Countless subsequent studies and investigations ensued, and the NHS spent gazillions trying to convince panic-striken parents that Dr Wakefield’s claims were unfounded, even though he was employed by the Royal Free Hospital at the time and was head of the very controversial research, which he conducted on children.

It subsequently transpired there was a gross conflict of interest (he was actually employed by a lawyer who was preparing a case against MMR manufacturers), he had falsified his claims, conducted unethical procedures on children to validate his claims and, importantly, no other research could reproduce or confirm his findings. His research was ultimately retracted, he was struck off and is now earning billions in the US peddling his unique brand of autism cure (I believe with the help of a US pharmaceutical company) to despairing parents and their autistic children.

I remember the controversy well…

Found this if you’re interested
http://en.wikipedia.org/wiki/Andrew_Wakefield#MMR_controversy

Pamplemousse said...

Anonymous: Yes, I remember that well. I assumed Stan was alluding to it in his post. The awful thing about that (and I think Stan referred to this too) is that a lot of people still believe it. Mud sticks.
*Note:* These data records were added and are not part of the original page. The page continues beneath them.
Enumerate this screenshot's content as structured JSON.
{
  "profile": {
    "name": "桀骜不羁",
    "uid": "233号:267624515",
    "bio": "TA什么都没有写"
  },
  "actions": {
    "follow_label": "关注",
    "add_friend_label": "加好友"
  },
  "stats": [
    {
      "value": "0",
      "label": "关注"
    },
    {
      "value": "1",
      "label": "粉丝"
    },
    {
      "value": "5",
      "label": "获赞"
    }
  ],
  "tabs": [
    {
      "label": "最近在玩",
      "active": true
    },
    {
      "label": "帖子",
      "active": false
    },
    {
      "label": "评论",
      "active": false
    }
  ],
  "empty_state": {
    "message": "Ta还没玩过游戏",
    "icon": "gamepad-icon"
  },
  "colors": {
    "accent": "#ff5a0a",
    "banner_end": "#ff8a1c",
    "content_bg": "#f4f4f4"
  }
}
By the way: I doubt anyone will notice or care, but I just noticed I made a reference to "the automotive response" in my comment. It's not called that, it's called the ideomotor response. I knew it felt wrong when I was typing it. I ought to bloody well know too, seeing as I've written a whole novel about it!

(but the stuff above was fact, not fiction)

Anonymous said...

Bonjour La Bête,
You can release your cynicism Stan, it's nothing compared to the one of these people.
And they obviously don't read your blog, unless they are suicidal.
Uncle Did

Nux said...

If vitamin B12 is so amazing, why don't I feel "so much peppier" after marmite?

Hannah said...

This is Hannah Bevills, I am an editor with Hospital.com. We are a medical publication whose focus is geared towards promoting awareness on hospitals, including information, news, and reviews on them. Given the relevance of what you are offering from your site and what our mission is, I feel we may be able to collaborate in some way or another, I look forward to your response regarding the matter. Thanks!

Hannah Bevills
hannah.bevills@gmail.com
Hospital.com